This crackdown is most often accomplished in subtle rather than savage ways. While much of the Western media in recent weeks has focused on the detention of four Iranian-Americans who made the mistake of traveling back to their homeland at a time when the regime is paranoid about Bush's $75 million "democracy promotion" program (seen here as covert regime change), they scarcely provoke much discussion here. Even reformists who poke fun at Ahmadinejad tend to belittle the hue and cry back in Western capitals. "The end result of Bush's program is that a handful of Iranians-Americans are getting arrested," jibes Mohammad Reza Behzadian, former deputy industry minister under Khatami and a vigorous opponent of Ahmadinejad. "That's been basically the only result." Or as a reformist newspaper editor, Mehran Karami, put it to me: "To put just $75 million into a country this size [Iran has 70 million people]. If Bush wants results he'll need to invest tens of billions."

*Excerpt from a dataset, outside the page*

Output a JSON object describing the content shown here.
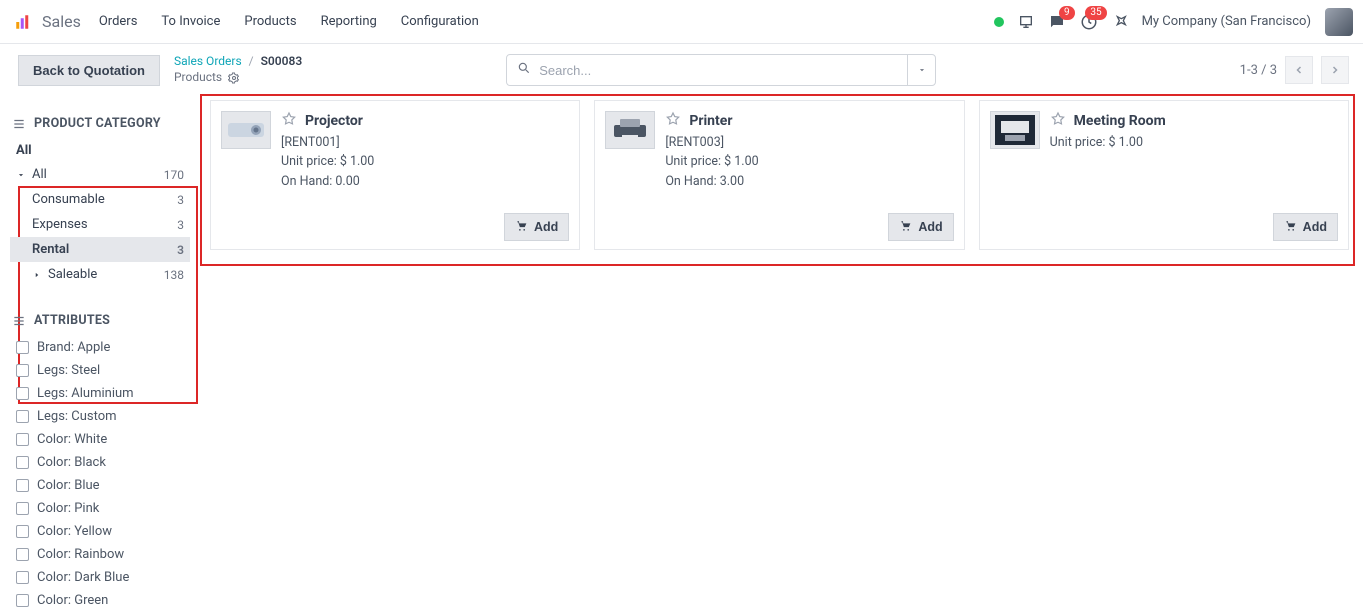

The real crackdown is achieved with a Kafkaesque effectiveness; without explanation, politicians and other opponents the regime dislikes are simply kept from having important official positions. Behzadian, for example, was elected president of the national chamber of commerce (an important post here, representing the booming private sector) in February. But he didn't get the job. "I received the highest number of votes ever," he says. "Then I was disqualified by the government for 'personal qualifications.'" His appeals have simply gone unanswered. End of story. Or take the case of 76-year-old Ebrahim Yazdi, a former foreign minister and currently head of the reformist (but illegal) Freedom Movement of Iran. He sought to celebrate his party's anniversary in recent years—first at its headquarters, which was promptly confiscated, then at a public house, which was infested with tear gas, and finally this year at his own home, which was surrounded by police. When he went to protest politely at the Ministry of Intelligence, contending that these restrictions were "against the constitution," he says, he was simply asked: "Why would you want to have a celebration?" "You're worse than Savak," he told them provocatively, invoking the Shah's secret police. But he and his party suffered no beatings, no arrests; they simply had no celebration. And they're still not allowed to run for office. But more on that later.